[[ THE DATA open ]]
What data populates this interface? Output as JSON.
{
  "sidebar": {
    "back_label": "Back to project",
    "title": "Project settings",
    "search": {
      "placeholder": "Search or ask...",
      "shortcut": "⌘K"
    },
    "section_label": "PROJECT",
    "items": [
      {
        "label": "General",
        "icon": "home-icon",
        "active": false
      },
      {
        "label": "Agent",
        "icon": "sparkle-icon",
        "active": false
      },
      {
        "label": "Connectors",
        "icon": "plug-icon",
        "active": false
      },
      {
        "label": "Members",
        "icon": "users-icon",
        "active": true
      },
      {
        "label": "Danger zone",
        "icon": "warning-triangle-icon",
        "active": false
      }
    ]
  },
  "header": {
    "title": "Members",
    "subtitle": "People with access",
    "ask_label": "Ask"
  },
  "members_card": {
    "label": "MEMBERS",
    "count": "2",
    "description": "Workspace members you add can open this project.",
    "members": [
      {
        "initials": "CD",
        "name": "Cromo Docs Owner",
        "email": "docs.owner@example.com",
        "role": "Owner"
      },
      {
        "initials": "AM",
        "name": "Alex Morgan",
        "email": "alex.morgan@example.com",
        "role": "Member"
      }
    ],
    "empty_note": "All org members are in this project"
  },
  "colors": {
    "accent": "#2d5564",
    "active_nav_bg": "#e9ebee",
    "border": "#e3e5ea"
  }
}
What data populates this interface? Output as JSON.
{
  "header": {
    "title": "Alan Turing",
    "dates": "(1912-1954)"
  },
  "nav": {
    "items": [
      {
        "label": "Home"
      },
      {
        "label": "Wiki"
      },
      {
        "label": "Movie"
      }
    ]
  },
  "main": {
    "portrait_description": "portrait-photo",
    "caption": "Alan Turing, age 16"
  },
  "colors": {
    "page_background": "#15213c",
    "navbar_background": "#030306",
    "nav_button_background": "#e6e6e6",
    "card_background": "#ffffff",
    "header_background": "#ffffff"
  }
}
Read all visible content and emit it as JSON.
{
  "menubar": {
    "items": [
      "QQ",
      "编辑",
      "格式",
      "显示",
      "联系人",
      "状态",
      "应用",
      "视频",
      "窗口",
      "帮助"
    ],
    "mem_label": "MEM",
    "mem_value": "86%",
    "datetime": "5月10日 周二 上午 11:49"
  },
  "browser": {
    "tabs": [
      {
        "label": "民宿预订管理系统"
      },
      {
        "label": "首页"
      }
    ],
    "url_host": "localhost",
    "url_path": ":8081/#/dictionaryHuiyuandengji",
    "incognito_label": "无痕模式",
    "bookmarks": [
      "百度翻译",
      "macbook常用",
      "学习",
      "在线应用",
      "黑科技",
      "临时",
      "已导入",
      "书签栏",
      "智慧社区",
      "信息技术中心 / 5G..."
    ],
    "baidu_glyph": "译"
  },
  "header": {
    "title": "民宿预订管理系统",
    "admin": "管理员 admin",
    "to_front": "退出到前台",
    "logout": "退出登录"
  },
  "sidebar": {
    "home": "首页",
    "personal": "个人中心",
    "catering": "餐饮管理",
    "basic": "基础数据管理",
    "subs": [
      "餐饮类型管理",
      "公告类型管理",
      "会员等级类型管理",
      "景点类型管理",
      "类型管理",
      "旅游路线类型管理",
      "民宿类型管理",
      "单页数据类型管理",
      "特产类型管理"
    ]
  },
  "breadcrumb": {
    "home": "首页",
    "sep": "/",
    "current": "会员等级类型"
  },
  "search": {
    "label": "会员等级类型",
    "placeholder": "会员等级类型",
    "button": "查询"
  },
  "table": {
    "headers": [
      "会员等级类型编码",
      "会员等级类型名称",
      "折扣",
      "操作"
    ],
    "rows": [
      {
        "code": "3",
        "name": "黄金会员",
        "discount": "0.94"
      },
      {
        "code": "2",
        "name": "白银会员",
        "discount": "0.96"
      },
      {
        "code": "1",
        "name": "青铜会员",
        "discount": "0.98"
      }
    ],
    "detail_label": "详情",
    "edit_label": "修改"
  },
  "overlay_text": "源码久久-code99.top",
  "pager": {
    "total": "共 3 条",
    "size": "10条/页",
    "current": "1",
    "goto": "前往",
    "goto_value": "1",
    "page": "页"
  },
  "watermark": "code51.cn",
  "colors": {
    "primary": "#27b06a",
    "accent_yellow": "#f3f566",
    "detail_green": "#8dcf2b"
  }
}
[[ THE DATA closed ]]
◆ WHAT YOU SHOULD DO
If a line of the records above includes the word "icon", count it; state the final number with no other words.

◆ EXERCISE SOLUTION
5